Mr. Kostelka: We brought quite a few things with us. These are mainly books, photographs, paintings. As for the latter, only one picture arrived from the Czech Republic with us. The rest we have purchased here. These are children's drawings. We bought them at a charity event in support of victims in Beslan.
Mrs. Kostelkova: From my things this is only the photos of children and brother. The fact is that I didn’t know what the local house would be like and what better way to decorate it. I also brought some things that were at my home in the Czech Republic and to which I am very attached.
S: What do you prefer to do in your free time?
Mr. Kostelka: I practically have no free time. Being on vacation, I like to walk. Unfortunately, due to lack of time, I have so far failed to see much in Moscow. But I hope to fix it in the coming years. I love to read. I love books on history and science fiction literature. My attachment is fishing. In Russia, the mass of places where you can fish well. True, again, because of the tight schedule, I still have little choice.
S: Ms. Kostelkova, share how your life here is organized?
Mrs. Kostelkova: I try to actively participate in the activities of the International Women's Club. We have developed a program for women - wives of ambassadors and employees of embassies. I think that as soon as the holidays end, we will start organizing events. The money that we collect in the course of our actions goes to charity. I would like to help young children, orphans. Especially those who are in the hospital. In addition, I have the necessary skills for this - I am a nurse by profession. In my free time I read a lot, especially history books. I often watch historical films. I love gardening. In the winter I skate. There is an ice rink on the territory of the embassy. In the summer I like to ride roller skates, but unfortunately I have not tried it in Moscow yet.
S: Mr. Kostelka, were you in any Russian cities except Moscow?

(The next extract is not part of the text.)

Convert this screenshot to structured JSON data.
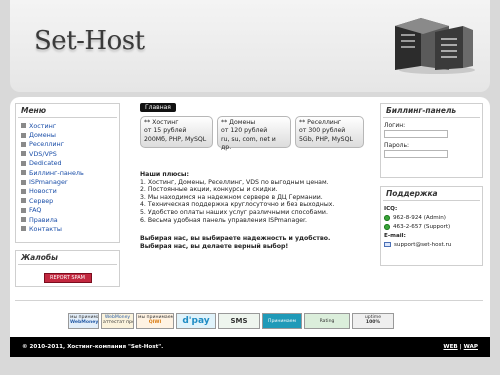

Mr. Kostelka: We regularly hold economic meetings in the regions. I must admit, these places struck me. When I travel to remote areas, I marvel at the beauty of the Russian land. You have an extraordinary nature. And people to match her - extraordinary.